I love Deb Dana and I hope she makes a lot of money with her Polyvagal Theory. However, the author tends to make the material a little more complex and drawn out in order to create her complete line of Polyvagal Products. The reason I bought the book is because it hit me on an intuitive-visceral level and put me back inside my body. This post is my attempt to clarify and simplify her sometimes confusing terms that she has created.
This post is a summary of Chapters One through Three of Anchored by Deb Dana. Yesterday I summarized the Introduction. Since I am republishing all of this without the authors permission, please click through and purchase the book on Amazon like I did so that Ms. Dana may be properly compensated for my unauthorized use of her intellectual property.
I created this table of definitions so that I can better understand Anchored.
|parasympathetic branch 1: ventral |
|Definition of ventral: of, on, or relating to the underside of an animal or plant; abdominal.|
“a ventral nerve cord”
|Definition of sympathetic: The sympathetic nervous system directs the body’s rapid involuntary response to dangerous or stressful situations. A flash flood of hormones boosts the body’s alertness and heart rate, sending extra blood to the muscles.|
|parasympathetic branch 2: dorsal|
|Definition of dorsal: of, on, or relating to the upper side or back of an animal, plant, or organ.|
“a dorsal fin of a shark”
This is a screen shot that I took from Anchored when I only had it as an e-copy checked out from the Los Angeles Public Library. I added the red titles:
The Three Autonomic Pathways
It took me a while to figure out that in Polyvagal Theory the parasympathetic nervous system has two branches, dorsal vagal and ventral vagal. I learned about the three part lizard-mammal-prefrontal cortex brain years ago and now Polyvagal Theory helps me understand why I revert to my asocial reptile brain. The three pathways are stacked on top of each other, oldest to newest:
ONE: The dorsal vagal is the most ancient part of our system and connects us to our reptilian ancestors.
Formed around 500 million years ago when we were still prehistoric turtles moving slowly through the primeval forest. When scared, the turtle immobilizes, disappears into its shell. The frightened asocial reptile waits until it feels safe enough to peek out at the world again. Immobilization and disappearing are the survival strategies of the parasympathetic nervous system.

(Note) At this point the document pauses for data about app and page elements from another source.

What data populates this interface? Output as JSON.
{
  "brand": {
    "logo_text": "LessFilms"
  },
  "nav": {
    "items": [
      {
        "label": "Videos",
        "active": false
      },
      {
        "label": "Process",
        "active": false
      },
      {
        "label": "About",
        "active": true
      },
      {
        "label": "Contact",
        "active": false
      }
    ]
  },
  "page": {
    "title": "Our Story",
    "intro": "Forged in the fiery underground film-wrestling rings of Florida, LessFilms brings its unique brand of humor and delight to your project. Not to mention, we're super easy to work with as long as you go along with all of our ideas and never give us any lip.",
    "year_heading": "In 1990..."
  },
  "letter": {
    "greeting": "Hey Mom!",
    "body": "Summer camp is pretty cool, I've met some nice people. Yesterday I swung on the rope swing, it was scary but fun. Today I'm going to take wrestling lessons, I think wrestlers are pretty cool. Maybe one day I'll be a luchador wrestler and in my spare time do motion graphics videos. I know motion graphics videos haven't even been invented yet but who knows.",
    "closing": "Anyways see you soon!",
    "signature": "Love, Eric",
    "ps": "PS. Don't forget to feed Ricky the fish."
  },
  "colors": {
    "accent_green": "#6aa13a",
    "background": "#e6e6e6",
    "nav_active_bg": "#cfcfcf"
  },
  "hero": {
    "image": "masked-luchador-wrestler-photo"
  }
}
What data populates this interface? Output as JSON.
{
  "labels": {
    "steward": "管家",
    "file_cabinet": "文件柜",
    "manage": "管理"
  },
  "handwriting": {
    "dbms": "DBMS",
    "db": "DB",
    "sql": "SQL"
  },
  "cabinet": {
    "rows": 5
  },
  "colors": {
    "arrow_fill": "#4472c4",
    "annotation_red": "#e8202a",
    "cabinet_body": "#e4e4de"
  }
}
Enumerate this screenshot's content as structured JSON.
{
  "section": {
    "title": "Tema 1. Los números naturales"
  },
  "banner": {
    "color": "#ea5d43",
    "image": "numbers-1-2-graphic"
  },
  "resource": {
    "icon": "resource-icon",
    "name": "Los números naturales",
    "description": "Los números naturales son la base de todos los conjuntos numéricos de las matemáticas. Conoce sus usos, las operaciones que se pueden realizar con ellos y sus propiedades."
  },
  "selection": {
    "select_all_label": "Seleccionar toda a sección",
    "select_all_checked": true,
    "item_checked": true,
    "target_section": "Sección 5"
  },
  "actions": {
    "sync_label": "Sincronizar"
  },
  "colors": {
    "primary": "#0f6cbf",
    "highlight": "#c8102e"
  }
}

This lizard brain structure still exists underneath the newer mammalian brain structure
TWO: The mammalian sympathetic nervous system is not associated with a specific vagal category in polyvagal theory.
Anger is now expressed by the monkey and movement is added as a survival strategy. Fight or Flight are now possible. A shark attacks and a school of fish darts to escape. The herd mentality is born: Don’t stand out in appearance or the predator will be able to identify you and cull you from the herd.
THREE: 200 million years ago the uniquely human ventral vagal branch of the parasympathetic nervous system came into being and allowed us to feel safe, communicate, and connect.
Also known as the prefrontal cortex, the seat of higher consciousness. Self-awareness is now possible. Rituals are created and civilization is born.
As each new system emerged, it joined the older system rather than replacing it, and the architecture of the autonomic nervous system became more complex. The human brain never escapes its reptile heritage.
The Body is the Mind
The information carried along these three vagal pathways travels in two directions, with 80 percent of the information going from the body to the brain and 20 percent from the brain to the body. By putting this information into practice I am now able to listen to my body. I breathe my meditation into the darkness behind my eyelids down into my body. The healing goal of the trauma survivor is to feel safe within the body.